Final Draft: Final Draft is the number one selling application specifically designed for writing movie scripts, television episodics, and stageplays. It combines powerful word processing with professional script formatting in one self-contained, easy-to-use package. Final Draft automatically formats your script to industry standards as you write. Its $249 and has a free demo version.
StoryBoard Quick: Storyboard Quick allows the user to import a script from any professional scripting software, choose the type of shot per scene (15 shot styles included), select the customizable actors from a Character's Palette library, rotatable props from and expandable library, pick a location for the scene (Interiors and Exteriors or your own photos), and awesome export capabilities, including HTML. If drawing isn't your bag, Storyboard Quick is available at $300.
Toon Boom Storyboard Pro: Storyboard Pro allows artists to conceptualize the story and bring it to life as animated storyboards.
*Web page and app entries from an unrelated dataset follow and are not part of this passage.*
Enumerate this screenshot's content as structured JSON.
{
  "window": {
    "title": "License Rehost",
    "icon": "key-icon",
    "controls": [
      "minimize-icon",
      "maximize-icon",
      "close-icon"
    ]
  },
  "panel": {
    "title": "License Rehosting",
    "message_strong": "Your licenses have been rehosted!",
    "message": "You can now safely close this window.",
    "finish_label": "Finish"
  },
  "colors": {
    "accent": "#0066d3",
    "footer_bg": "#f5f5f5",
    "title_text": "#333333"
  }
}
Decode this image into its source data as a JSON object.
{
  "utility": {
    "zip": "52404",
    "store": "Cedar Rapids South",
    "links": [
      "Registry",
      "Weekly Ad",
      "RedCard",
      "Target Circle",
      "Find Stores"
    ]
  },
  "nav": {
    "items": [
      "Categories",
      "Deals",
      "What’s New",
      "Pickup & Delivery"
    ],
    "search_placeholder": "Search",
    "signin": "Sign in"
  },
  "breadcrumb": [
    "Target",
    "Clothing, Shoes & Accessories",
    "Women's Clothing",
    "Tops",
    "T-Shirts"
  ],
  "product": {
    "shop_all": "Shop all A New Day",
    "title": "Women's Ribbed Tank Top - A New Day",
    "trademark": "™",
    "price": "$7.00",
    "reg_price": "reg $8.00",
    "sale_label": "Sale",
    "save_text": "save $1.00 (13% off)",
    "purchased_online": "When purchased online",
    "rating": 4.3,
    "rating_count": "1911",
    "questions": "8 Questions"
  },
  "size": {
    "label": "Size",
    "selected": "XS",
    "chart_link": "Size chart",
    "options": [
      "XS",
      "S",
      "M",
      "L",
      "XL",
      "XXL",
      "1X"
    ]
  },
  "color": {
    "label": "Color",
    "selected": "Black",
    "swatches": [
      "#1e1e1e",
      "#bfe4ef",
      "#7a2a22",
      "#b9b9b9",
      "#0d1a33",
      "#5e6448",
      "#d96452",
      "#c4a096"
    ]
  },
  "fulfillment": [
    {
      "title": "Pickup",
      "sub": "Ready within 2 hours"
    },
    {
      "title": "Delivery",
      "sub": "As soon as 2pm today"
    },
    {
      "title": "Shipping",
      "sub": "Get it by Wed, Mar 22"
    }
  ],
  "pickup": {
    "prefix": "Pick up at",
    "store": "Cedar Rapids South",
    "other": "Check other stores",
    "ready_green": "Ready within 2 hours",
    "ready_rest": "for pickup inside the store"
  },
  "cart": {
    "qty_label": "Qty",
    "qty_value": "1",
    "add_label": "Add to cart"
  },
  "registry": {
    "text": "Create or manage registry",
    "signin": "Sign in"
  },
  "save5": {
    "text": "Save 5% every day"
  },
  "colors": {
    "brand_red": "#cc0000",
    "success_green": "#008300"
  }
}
It boasts vector-based drawing tools with pressure sensitivity when connected to your tablet and preserves your own style with ink brush, air brush or crayon texture brush. Keyframe any object and enjoy onion skinning, multi layer Photoshop imports, overlay time code, and real-time playback. Toon Boom's Storyboard has the ability to define start and end camera positions, and zoom and rotate on-the-fly. It can integrate with your editing program making it one of the most powerful storyboarding bad boys on the market. While Storyboard offers superb drawing and creation strength, it offers various user profiles so it can aid Directors and Producers, Game Designers, and Communication Specialists. Its Pro version is $900.
Remember, unlike cameras, tripods or light kits, your storyboarding and scriptwriting needs are the most varied. Check out the trial versions of as many as you can before you buy. For some, the free programs might be all you need. For most, a middle-of-the-road program is good enough. For some of you, learning the work-around on the most robust programs is your ticket to Hollywood, and now you can leave the art pads and Selectrics at home.
Decide your workflow needs and budget then research the perfect fit. Create and convey via today's hand-holding work horses and consolidate yesteryear's notes, napkin doodles, and ridiculous production binders. Pre Production. All of it. One file. Sweet.
Click here to download a PDF of Videomaker's Scriptwriting and Storyboarding Software Buyer's Guide
Jennifer O'Rourke is Videomaker's Managing Editor and Grinner Hester is a lone wolf producer and one of Videomaker's Forums moderators.